In this paper, we investigate the extent of integration with the world market of the real estate markets of the US, UK, Japan, Australia and the UAE, taking into account the effect of the Global Financial Crisis. As a proxy for the level of integration, we estimate the beta based on an international capital asset pricing model. We utilise a case-wise bootstrap method — an approach that performs better than standard methods especially for data that are generated during crisis with non-normality and increased time-varying volatility. The estimated beta is statistically significant in all models for the US, UK, Japan and Australia but not for the UAE. Japan, the US and the UK are the most integrated globally, while the UAE is not integrated at all with the world market.
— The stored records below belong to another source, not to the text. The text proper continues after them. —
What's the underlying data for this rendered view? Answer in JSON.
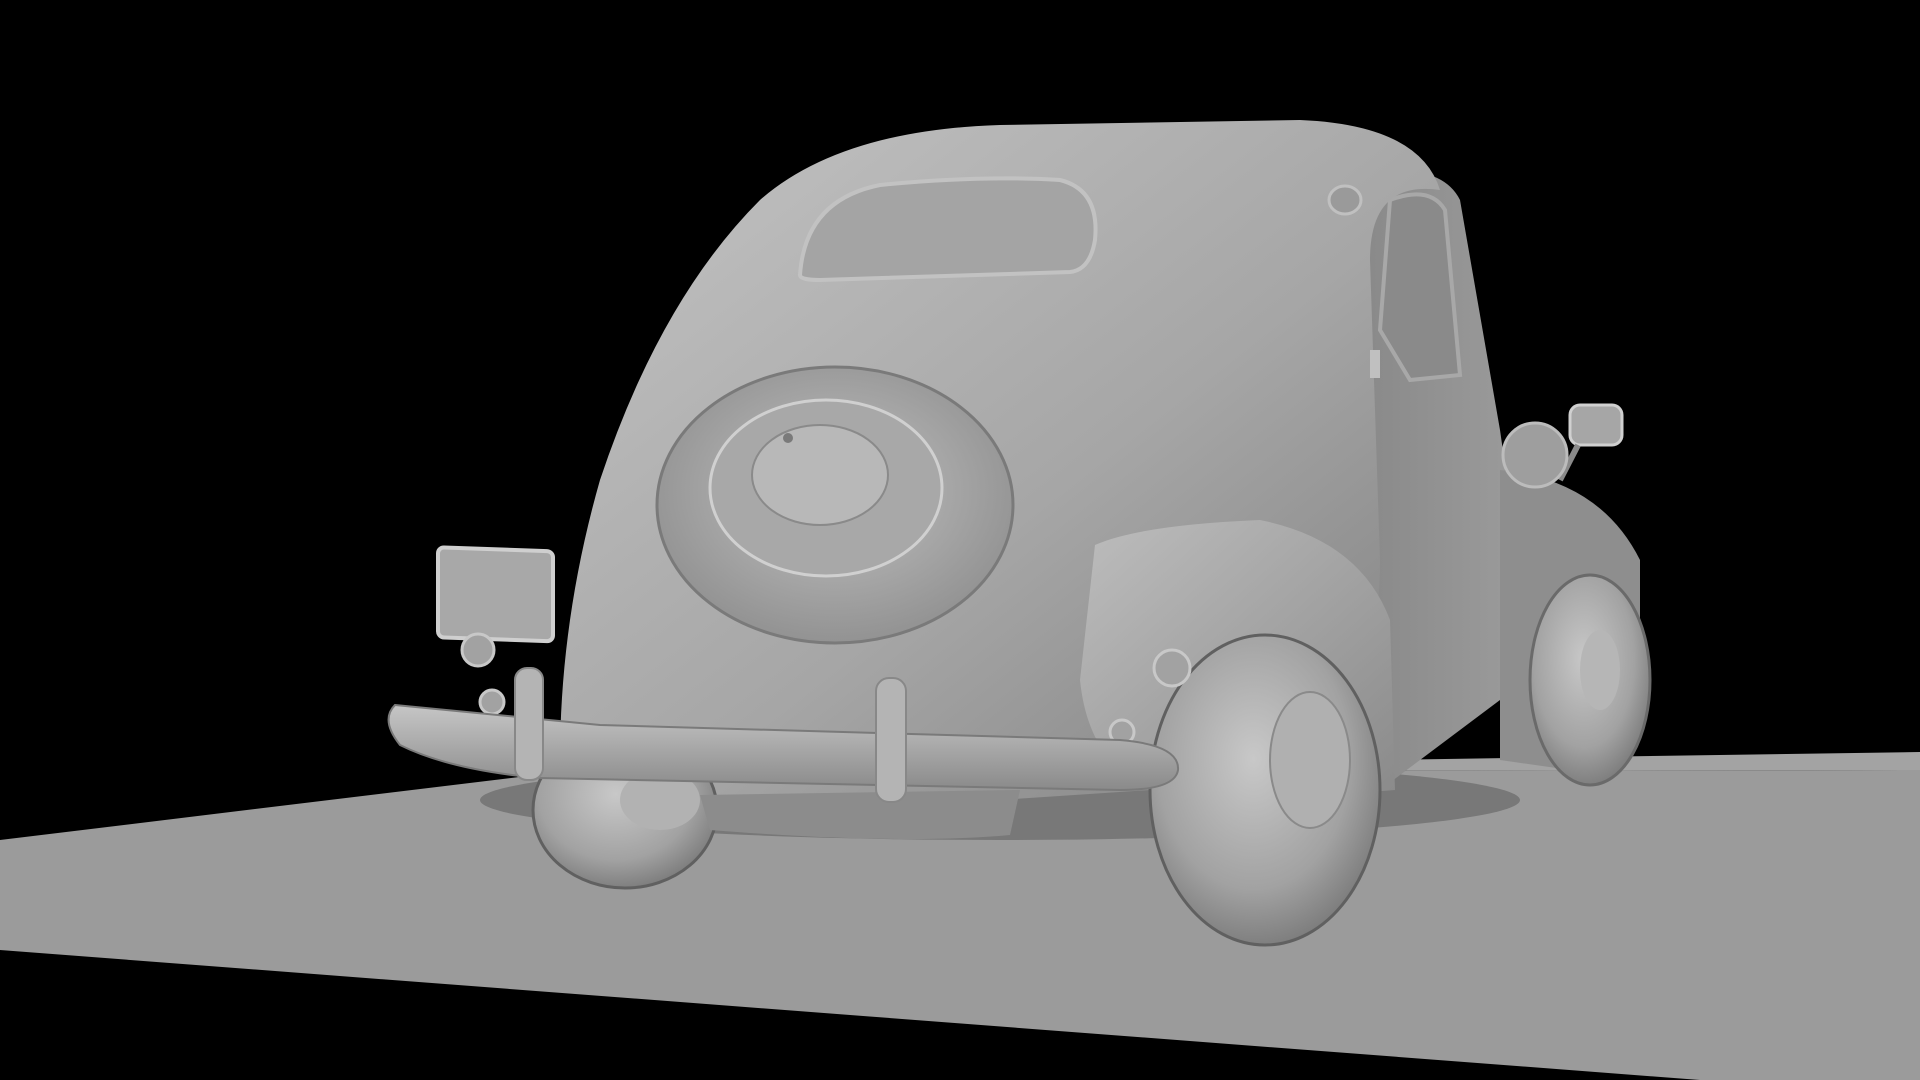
{
  "scene": {
    "subject": "car-3d-model",
    "render_style": "clay-untextured",
    "view": "rear-three-quarter"
  },
  "colors": {
    "background": "#000000",
    "floor": "#9a9a9a",
    "floor_far": "#a8a8a8",
    "body_light": "#b4b4b4",
    "body_mid": "#9c9c9c",
    "body_dark": "#6e6e6e",
    "shadow": "#4a4a4a",
    "glass": "#8c8c8c"
  }
}
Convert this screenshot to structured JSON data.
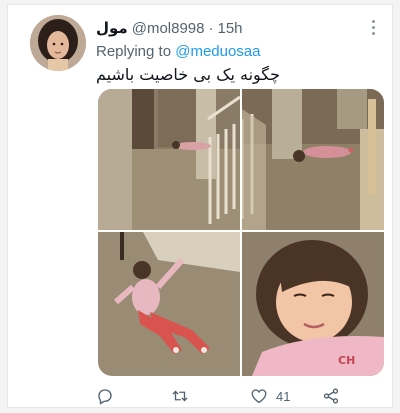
{
  "tweet": {
    "display_name": "مول",
    "handle": "@mol8998",
    "separator": "·",
    "time": "15h",
    "replying_to_label": "Replying to",
    "replying_to_handle": "@meduosaa",
    "text": "چگونه یک بی خاصیت باشیم",
    "media_count": 4
  },
  "actions": {
    "reply": {
      "icon": "reply-icon",
      "count": ""
    },
    "retweet": {
      "icon": "retweet-icon",
      "count": ""
    },
    "like": {
      "icon": "heart-icon",
      "count": "41"
    },
    "share": {
      "icon": "share-icon"
    }
  },
  "colors": {
    "link": "#1d9bf0",
    "secondary_text": "#536471",
    "primary_text": "#0f1419"
  }
}
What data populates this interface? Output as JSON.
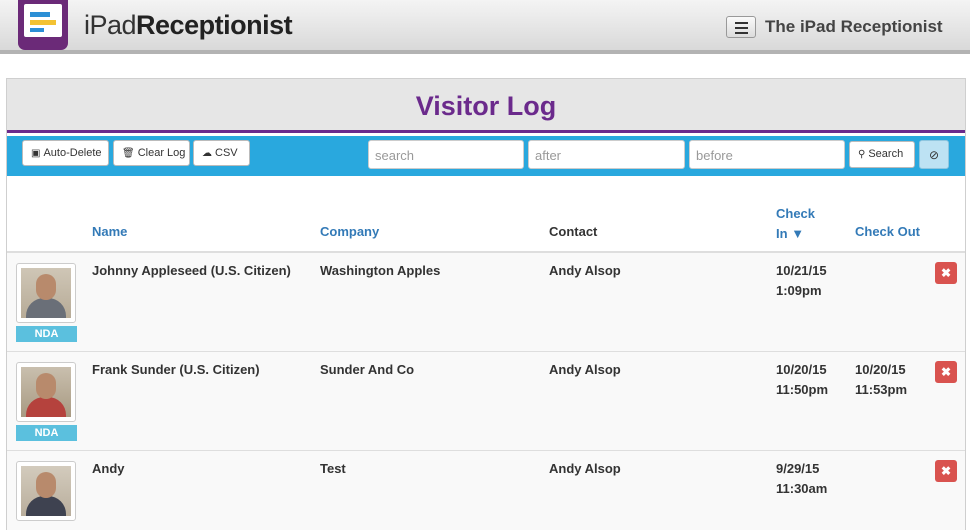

The former markets are the biggest and most internationalised real estate markets in the whole world, while the latter, although considered the most internationalised, active and transparent market in the Middle East region, is still a developing market. The results also show that the US real estate market crisis had different impacts on the extent of integration of real estate markets with the world market. The UAE, Australian and US real estate markets became more globally integrated while the Japanese market was less integrated, although in the case of the US, it was only with the world equity market and not with the world real estate market. On the other hand, the real estate market of the UK was not significantly affected by the real estate crisis. The UAE was the market that was most impacted by the crisis. It was not integrated at all with the world market before the crisis but after the crisis it became integrated. The large increase in integration of the UAE real estate market with the world market after the crisis could have been the result of investors becoming more attracted to the UAE as a result of the plunge in real estate prices in that country during the crisis. During the crisis, the UAE real estate market was one of the most badly hit, particularly the Dubai emirate which even necessitated a bail out. This market has been establishing a reputation of being an open, transparent and international market and hence, it could have led to this market becoming a beneficiary of worldwide investors looking for higher returns in the real estate market. The increased integration of the US market with the world equity market after the real estate crisis would have been a consequence of the US real estate market becoming also a depressed industry with real estate prices plunging to very low levels. This attracted significant foreign investors looking for higher future returns in their portfolios which could have therefore increased the integration of the US real estate market with the world. Investors, however, would have gone into the real estate sector in the equity market, or the REIT, rather than into the physical market. In fact, with regard to the latter, there may have been a decrease in investments as the US real estate market became less integrated with the world real estate market. As with the US, Australia also became more integrated with the world market after the US real estate crisis. The Australian real estate market was not as greatly affected as the US and the UAE and hence, prices did not really plunge as much as those in the two countries. However, the Australian market has established a reputation of being a stable and less risky market (Bardhan et al., 2012) and hence, it could have been the beneficiary of investment money seeking refuge in more stable markets. The UK property market was also less affected by the real estate crisis and hence, did not suffer severe decreases in prices (Bardhan et al., 2012), and hence, its linkages with the world market after the GFC were not affected significantly. These results have important implications for investors and policymakers. These provide further confirmation that real estate markets, at least in the case of the major markets, are indeed integrated with the world market. Thus, international systematic risk plays a significant role in the pricing of real estate securities. This also implies that international contagion risk exists among real estate markets. Domestic real markets are therefore susceptible to shocks coming from foreign markets. If contagion risk is to be addressed, this requires the international cooperation among financial regulators.